Pick out the lines below with "subtotal" and list them.
[Data for this task — start]
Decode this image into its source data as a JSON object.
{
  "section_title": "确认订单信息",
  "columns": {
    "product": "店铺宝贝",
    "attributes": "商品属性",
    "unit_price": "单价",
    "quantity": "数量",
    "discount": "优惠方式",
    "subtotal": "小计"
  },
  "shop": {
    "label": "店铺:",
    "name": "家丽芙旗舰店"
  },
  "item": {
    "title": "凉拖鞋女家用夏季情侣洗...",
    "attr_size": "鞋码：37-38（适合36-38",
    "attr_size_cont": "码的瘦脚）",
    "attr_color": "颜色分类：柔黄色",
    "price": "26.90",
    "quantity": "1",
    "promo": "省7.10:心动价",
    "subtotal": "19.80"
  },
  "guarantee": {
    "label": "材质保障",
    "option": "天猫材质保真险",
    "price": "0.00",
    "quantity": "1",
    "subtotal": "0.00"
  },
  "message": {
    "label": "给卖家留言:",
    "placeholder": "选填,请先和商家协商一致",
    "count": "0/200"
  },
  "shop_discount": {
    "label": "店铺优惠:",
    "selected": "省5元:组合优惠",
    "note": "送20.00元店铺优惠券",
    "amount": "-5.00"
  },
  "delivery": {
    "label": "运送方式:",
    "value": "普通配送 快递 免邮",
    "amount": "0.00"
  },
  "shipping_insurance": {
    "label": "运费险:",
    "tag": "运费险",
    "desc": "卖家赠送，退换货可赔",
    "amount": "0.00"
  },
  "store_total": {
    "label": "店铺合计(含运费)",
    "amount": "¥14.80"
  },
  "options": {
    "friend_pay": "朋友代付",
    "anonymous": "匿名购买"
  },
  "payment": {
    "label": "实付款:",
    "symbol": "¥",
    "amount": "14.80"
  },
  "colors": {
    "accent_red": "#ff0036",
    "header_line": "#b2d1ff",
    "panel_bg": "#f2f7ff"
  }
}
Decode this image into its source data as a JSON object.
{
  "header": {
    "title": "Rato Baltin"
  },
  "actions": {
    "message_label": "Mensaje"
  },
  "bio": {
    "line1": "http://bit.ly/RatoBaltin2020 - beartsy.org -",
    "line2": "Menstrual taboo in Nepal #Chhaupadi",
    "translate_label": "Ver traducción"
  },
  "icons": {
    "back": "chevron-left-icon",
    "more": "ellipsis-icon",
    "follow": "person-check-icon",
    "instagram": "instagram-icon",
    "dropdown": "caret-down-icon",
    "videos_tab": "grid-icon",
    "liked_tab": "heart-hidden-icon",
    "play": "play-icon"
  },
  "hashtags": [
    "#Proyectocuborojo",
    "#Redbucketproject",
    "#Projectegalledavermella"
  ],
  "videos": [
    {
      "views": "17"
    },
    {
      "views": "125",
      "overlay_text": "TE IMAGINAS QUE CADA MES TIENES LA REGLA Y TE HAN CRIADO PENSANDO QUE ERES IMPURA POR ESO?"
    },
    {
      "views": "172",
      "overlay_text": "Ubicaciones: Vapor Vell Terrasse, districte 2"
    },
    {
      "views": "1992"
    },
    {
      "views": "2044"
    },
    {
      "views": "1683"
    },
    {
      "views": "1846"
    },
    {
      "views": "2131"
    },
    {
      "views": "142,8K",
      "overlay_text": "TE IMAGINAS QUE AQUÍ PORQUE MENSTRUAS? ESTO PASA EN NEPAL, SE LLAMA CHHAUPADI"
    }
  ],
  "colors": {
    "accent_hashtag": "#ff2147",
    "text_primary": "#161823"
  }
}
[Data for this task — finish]
## Solution to this task
    "subtotal": "小计"
    "subtotal": "19.80"
    "subtotal": "0.00"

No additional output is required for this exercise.